An employer is not liable for a worker being urinated on by an intoxicated colleague, but companies do have a safety duty to protect personnel from "unpleasant" interactions in accommodation facilities, a superior court has found.
A major employer's proposed alcohol restrictions for remote locations are unlikely to endanger workers' mental health, but the company should consult with unions on alternative measures before implementing the rules, the Fair Work Commission has found.
Two employers have unsuccessfully attempted to avoid liability for workplace injuries by (in the first case) relying on a consultant psychiatrist's unfounded claim that a worker was a "heavy drinker", and (in the second) contending a condition arose from a non-work-related restraining order application.
Night shift workers are significantly more likely to engage in "extreme" drinking behaviour than other staff, warranting workplace interventions providing self-monitoring strategies and sleep education to prevent the associated WHS risks, researchers say.
Two sleep studies have highlighted the prevalence of work stress-related insomnia symptoms, the risks associated with workers taking sleeping pills to fall asleep and the need for interventions that promote the safe use of these hypnotic drugs.

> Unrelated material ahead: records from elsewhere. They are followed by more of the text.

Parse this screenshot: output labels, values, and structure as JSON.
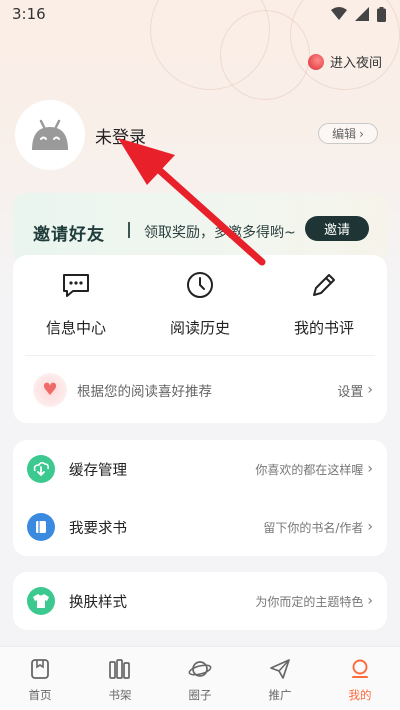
{
  "status_bar": {
    "time": "3:16"
  },
  "header": {
    "night_mode_label": "进入夜间"
  },
  "profile": {
    "login_label": "未登录",
    "edit_label": "编辑"
  },
  "invite": {
    "title": "邀请好友",
    "subtitle": "领取奖励，多邀多得哟~",
    "button_label": "邀请"
  },
  "quick_actions": [
    {
      "label": "信息中心",
      "icon": "message-icon"
    },
    {
      "label": "阅读历史",
      "icon": "clock-icon"
    },
    {
      "label": "我的书评",
      "icon": "pen-icon"
    }
  ],
  "recommend": {
    "text": "根据您的阅读喜好推荐",
    "setting_label": "设置"
  },
  "list_group_1": [
    {
      "title": "缓存管理",
      "hint": "你喜欢的都在这样喔",
      "icon": "download-icon",
      "color": "#3cc98f"
    },
    {
      "title": "我要求书",
      "hint": "留下你的书名/作者",
      "icon": "book-icon",
      "color": "#3a8be0"
    }
  ],
  "list_group_2": [
    {
      "title": "换肤样式",
      "hint": "为你而定的主题特色",
      "icon": "shirt-icon",
      "color": "#3cc98f"
    }
  ],
  "bottom_nav": [
    {
      "label": "首页",
      "icon": "home-icon",
      "active": false
    },
    {
      "label": "书架",
      "icon": "bookshelf-icon",
      "active": false
    },
    {
      "label": "圈子",
      "icon": "planet-icon",
      "active": false
    },
    {
      "label": "推广",
      "icon": "paper-plane-icon",
      "active": false
    },
    {
      "label": "我的",
      "icon": "profile-icon",
      "active": true
    }
  ],
  "colors": {
    "accent": "#ff6a3d",
    "arrow": "#e8202a",
    "invite_button": "#1f3535"
  }
}
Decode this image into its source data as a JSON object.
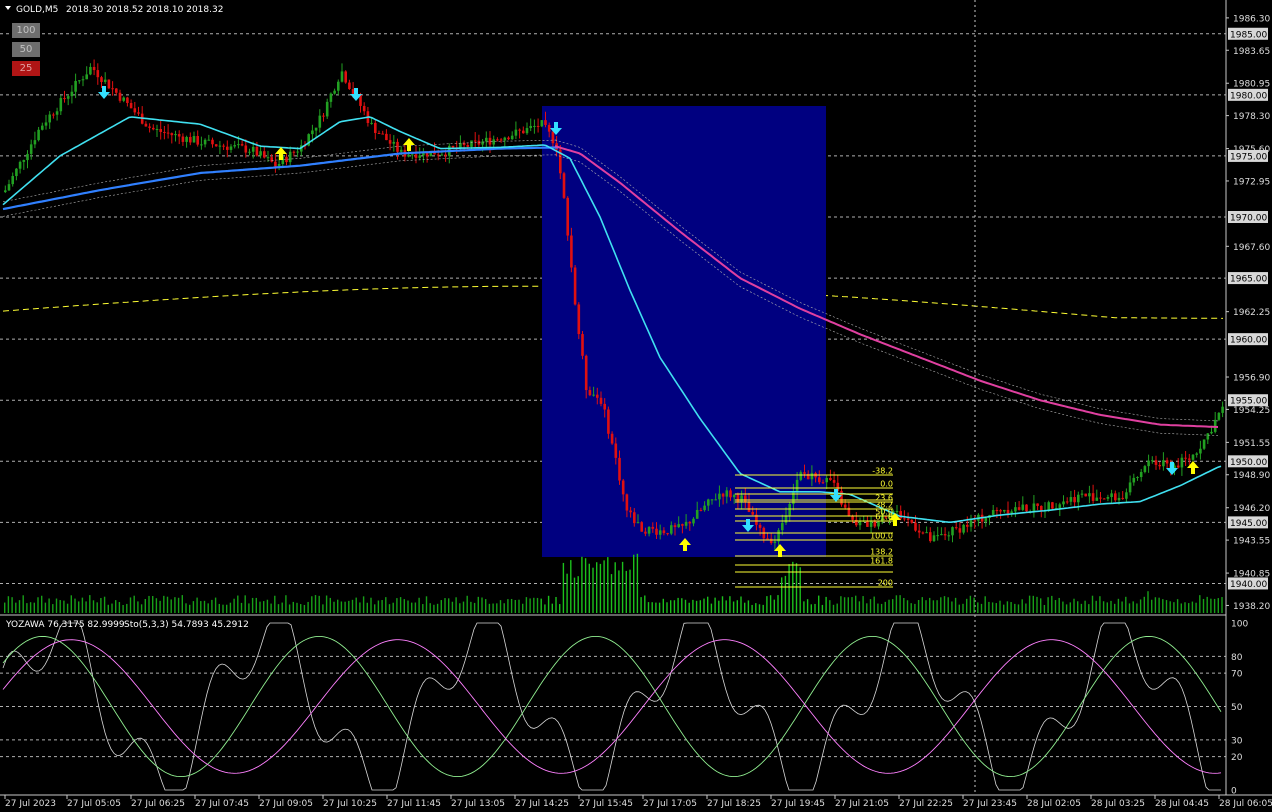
{
  "header": {
    "symbol": "GOLD,M5",
    "quote": "2018.30 2018.52 2018.10 2018.32",
    "indicator": "YOZAWA 76.3175 82.9999",
    "stoch": "Sto(5,3,3) 54.7893 45.2912"
  },
  "buttons": [
    {
      "label": "100",
      "bg": "#6e6e6e",
      "fg": "#c0c0c0"
    },
    {
      "label": "50",
      "bg": "#6e6e6e",
      "fg": "#c0c0c0"
    },
    {
      "label": "25",
      "bg": "#b01515",
      "fg": "#e0a0a0"
    }
  ],
  "chart_data": {
    "type": "candlestick",
    "price_axis": [
      "1986.30",
      "1985.00",
      "1983.65",
      "1980.95",
      "1980.00",
      "1978.30",
      "1975.60",
      "1975.00",
      "1972.95",
      "1970.00",
      "1967.60",
      "1965.00",
      "1962.25",
      "1960.00",
      "1956.90",
      "1955.00",
      "1954.25",
      "1951.55",
      "1950.00",
      "1948.90",
      "1946.20",
      "1945.00",
      "1943.55",
      "1940.85",
      "1940.00",
      "1938.20"
    ],
    "highlighted_levels": [
      "1985.00",
      "1980.00",
      "1975.00",
      "1970.00",
      "1965.00",
      "1960.00",
      "1955.00",
      "1950.00",
      "1945.00",
      "1940.00"
    ],
    "time_axis": [
      "27 Jul 2023",
      "27 Jul 05:05",
      "27 Jul 06:25",
      "27 Jul 07:45",
      "27 Jul 09:05",
      "27 Jul 10:25",
      "27 Jul 11:45",
      "27 Jul 13:05",
      "27 Jul 14:25",
      "27 Jul 15:45",
      "27 Jul 17:05",
      "27 Jul 18:25",
      "27 Jul 19:45",
      "27 Jul 21:05",
      "27 Jul 22:25",
      "27 Jul 23:45",
      "28 Jul 02:05",
      "28 Jul 03:25",
      "28 Jul 04:45",
      "28 Jul 06:05"
    ],
    "fib_levels": [
      "-38.2",
      "0.0",
      "23.6",
      "38.2",
      "50.0",
      "61.8",
      "100.0",
      "138.2",
      "161.8",
      "200"
    ],
    "osc_axis": [
      "100",
      "80",
      "70",
      "50",
      "30",
      "20",
      "0"
    ],
    "colors": {
      "bull": "#22a022",
      "bear": "#e01010",
      "ma_fast": "#40e0f0",
      "ma_mid": "#3080ff",
      "ma_slow": "#e040a0",
      "box": "#000080",
      "fib": "#ffff33",
      "stoch_main": "#90ee90",
      "stoch_signal": "#ff80ff"
    }
  }
}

End-of-year work celebrations are likely to be very different this year due to COVID-19, with mental health issues and the possibility of restricting attendee numbers just some of the new things to think about, a senior safety lawyer says.